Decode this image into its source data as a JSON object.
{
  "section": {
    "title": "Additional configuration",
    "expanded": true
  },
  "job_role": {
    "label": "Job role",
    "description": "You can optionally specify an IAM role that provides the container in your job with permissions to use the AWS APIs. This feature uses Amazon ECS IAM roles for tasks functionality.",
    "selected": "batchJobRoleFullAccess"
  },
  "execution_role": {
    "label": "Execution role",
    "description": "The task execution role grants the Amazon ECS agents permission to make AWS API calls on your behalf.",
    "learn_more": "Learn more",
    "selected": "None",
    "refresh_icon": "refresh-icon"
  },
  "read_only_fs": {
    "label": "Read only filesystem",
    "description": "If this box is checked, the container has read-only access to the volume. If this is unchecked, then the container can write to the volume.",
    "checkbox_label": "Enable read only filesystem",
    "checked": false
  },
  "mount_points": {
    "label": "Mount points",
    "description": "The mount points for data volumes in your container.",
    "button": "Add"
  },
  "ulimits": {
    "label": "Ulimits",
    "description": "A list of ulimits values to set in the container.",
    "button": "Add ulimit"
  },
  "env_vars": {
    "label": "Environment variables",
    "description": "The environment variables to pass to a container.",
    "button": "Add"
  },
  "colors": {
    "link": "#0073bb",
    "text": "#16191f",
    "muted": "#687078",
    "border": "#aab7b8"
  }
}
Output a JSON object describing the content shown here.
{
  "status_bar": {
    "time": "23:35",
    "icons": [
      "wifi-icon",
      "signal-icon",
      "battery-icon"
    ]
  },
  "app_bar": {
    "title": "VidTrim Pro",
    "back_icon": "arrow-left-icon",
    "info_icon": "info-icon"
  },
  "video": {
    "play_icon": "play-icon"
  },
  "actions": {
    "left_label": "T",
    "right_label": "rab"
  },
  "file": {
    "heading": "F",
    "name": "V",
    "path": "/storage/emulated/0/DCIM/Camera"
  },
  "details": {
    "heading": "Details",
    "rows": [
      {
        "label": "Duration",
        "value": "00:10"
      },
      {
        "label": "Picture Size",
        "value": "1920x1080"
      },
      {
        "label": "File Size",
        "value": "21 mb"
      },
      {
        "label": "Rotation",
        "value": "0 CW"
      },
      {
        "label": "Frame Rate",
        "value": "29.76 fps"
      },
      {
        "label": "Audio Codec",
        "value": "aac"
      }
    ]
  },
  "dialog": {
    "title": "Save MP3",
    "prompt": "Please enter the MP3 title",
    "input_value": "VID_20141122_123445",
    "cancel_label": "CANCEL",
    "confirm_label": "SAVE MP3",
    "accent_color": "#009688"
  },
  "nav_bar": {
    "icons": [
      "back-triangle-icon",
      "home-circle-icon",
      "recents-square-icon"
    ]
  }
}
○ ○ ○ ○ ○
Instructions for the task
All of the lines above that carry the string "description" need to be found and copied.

Reply
    "description": "You can optionally specify an IAM role that provides the container in your job with permissions to use the AWS APIs. This feature uses Amazon ECS IAM roles for tasks functionality.",
    "description": "The task execution role grants the Amazon ECS agents permission to make AWS API calls on your behalf.",
    "description": "If this box is checked, the container has read-only access to the volume. If this is unchecked, then the container can write to the volume.",
    "description": "The mount points for data volumes in your container.",
    "description": "A list of ulimits values to set in the container.",
    "description": "The environment variables to pass to a container.",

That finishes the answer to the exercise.